::: Recorded data

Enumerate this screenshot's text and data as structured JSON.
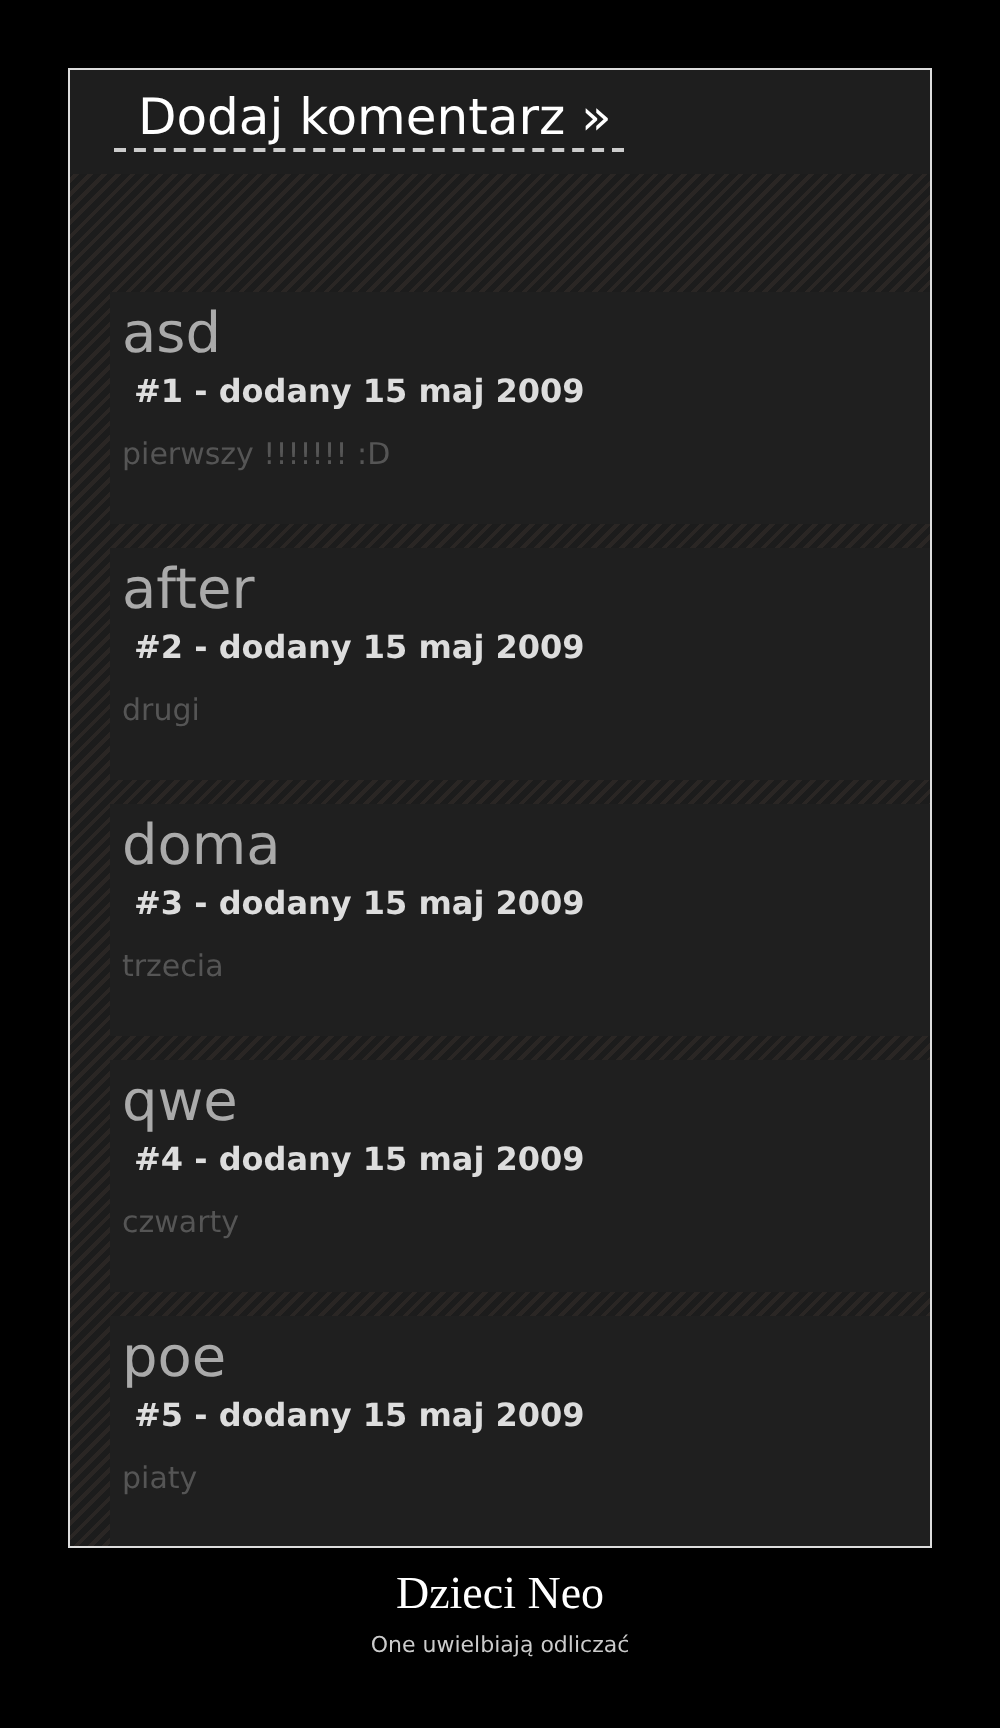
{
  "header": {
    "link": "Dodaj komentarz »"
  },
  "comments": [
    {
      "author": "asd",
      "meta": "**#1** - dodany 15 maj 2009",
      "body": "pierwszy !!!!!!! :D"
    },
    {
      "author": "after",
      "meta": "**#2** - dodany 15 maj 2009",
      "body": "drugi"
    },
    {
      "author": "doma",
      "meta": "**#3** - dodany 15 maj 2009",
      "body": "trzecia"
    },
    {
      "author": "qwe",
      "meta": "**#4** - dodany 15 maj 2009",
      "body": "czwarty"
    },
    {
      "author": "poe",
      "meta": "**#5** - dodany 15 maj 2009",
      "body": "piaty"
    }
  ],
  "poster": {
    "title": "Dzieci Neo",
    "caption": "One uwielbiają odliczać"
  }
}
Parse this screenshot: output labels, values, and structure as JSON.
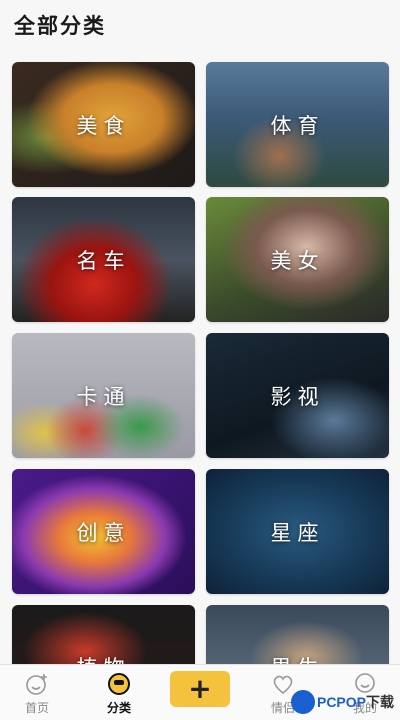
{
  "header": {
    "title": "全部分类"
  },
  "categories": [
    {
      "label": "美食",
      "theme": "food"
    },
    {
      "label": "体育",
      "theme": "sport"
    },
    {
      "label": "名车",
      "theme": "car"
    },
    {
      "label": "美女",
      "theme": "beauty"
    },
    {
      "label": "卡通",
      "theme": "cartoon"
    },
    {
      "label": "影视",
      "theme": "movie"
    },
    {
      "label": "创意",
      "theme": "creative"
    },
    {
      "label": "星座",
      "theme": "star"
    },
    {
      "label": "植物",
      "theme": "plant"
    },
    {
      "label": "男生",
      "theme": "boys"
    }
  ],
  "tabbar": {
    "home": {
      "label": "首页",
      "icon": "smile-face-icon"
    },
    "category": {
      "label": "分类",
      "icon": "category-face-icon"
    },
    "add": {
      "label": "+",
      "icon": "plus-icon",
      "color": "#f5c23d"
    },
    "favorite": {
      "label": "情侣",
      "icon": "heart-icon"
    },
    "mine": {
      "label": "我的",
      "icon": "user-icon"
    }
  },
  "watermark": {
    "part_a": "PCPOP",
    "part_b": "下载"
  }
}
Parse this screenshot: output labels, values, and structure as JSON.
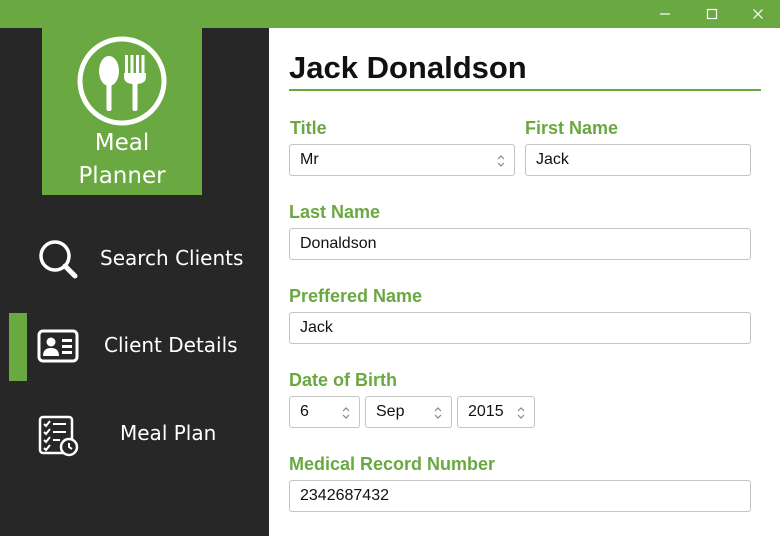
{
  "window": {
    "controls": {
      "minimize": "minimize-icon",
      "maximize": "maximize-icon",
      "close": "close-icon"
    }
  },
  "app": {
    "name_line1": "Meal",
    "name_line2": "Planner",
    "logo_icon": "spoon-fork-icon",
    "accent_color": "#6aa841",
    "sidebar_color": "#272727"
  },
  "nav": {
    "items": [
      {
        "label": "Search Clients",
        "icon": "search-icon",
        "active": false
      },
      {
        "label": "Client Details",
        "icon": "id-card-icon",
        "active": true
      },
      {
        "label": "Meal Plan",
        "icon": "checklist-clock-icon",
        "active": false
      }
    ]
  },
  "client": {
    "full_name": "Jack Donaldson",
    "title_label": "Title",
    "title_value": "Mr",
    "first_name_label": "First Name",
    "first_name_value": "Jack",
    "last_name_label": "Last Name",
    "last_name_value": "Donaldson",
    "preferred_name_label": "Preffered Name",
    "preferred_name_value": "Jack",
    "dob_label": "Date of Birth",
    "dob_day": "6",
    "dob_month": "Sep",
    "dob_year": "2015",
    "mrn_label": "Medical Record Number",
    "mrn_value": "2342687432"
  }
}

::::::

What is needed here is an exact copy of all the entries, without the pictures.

Enumerate this screenshot's text and data as structured JSON.
{
  "header": {
    "link": "Dodaj komentarz »"
  },
  "comments": [
    {
      "author": "asd",
      "meta": "**#1** - dodany 15 maj 2009",
      "body": "pierwszy !!!!!!! :D"
    },
    {
      "author": "after",
      "meta": "**#2** - dodany 15 maj 2009",
      "body": "drugi"
    },
    {
      "author": "doma",
      "meta": "**#3** - dodany 15 maj 2009",
      "body": "trzecia"
    },
    {
      "author": "qwe",
      "meta": "**#4** - dodany 15 maj 2009",
      "body": "czwarty"
    },
    {
      "author": "poe",
      "meta": "**#5** - dodany 15 maj 2009",
      "body": "piaty"
    }
  ],
  "poster": {
    "title": "Dzieci Neo",
    "caption": "One uwielbiają odliczać"
  }
}
Parse this screenshot: output labels, values, and structure as JSON.
{
  "header": {
    "title": "全部分类"
  },
  "categories": [
    {
      "label": "美食",
      "theme": "food"
    },
    {
      "label": "体育",
      "theme": "sport"
    },
    {
      "label": "名车",
      "theme": "car"
    },
    {
      "label": "美女",
      "theme": "beauty"
    },
    {
      "label": "卡通",
      "theme": "cartoon"
    },
    {
      "label": "影视",
      "theme": "movie"
    },
    {
      "label": "创意",
      "theme": "creative"
    },
    {
      "label": "星座",
      "theme": "star"
    },
    {
      "label": "植物",
      "theme": "plant"
    },
    {
      "label": "男生",
      "theme": "boys"
    }
  ],
  "tabbar": {
    "home": {
      "label": "首页",
      "icon": "smile-face-icon"
    },
    "category": {
      "label": "分类",
      "icon": "category-face-icon"
    },
    "add": {
      "label": "+",
      "icon": "plus-icon",
      "color": "#f5c23d"
    },
    "favorite": {
      "label": "情侣",
      "icon": "heart-icon"
    },
    "mine": {
      "label": "我的",
      "icon": "user-icon"
    }
  },
  "watermark": {
    "part_a": "PCPOP",
    "part_b": "下载"
  }
}
Parse this screenshot: output labels, values, and structure as JSON.
{
  "window": {
    "controls": {
      "minimize": "minimize-icon",
      "maximize": "maximize-icon",
      "close": "close-icon"
    }
  },
  "app": {
    "name_line1": "Meal",
    "name_line2": "Planner",
    "logo_icon": "spoon-fork-icon",
    "accent_color": "#6aa841",
    "sidebar_color": "#272727"
  },
  "nav": {
    "items": [
      {
        "label": "Search Clients",
        "icon": "search-icon",
        "active": false
      },
      {
        "label": "Client Details",
        "icon": "id-card-icon",
        "active": true
      },
      {
        "label": "Meal Plan",
        "icon": "checklist-clock-icon",
        "active": false
      }
    ]
  },
  "client": {
    "full_name": "Jack Donaldson",
    "title_label": "Title",
    "title_value": "Mr",
    "first_name_label": "First Name",
    "first_name_value": "Jack",
    "last_name_label": "Last Name",
    "last_name_value": "Donaldson",
    "preferred_name_label": "Preffered Name",
    "preferred_name_value": "Jack",
    "dob_label": "Date of Birth",
    "dob_day": "6",
    "dob_month": "Sep",
    "dob_year": "2015",
    "mrn_label": "Medical Record Number",
    "mrn_value": "2342687432"
  }
}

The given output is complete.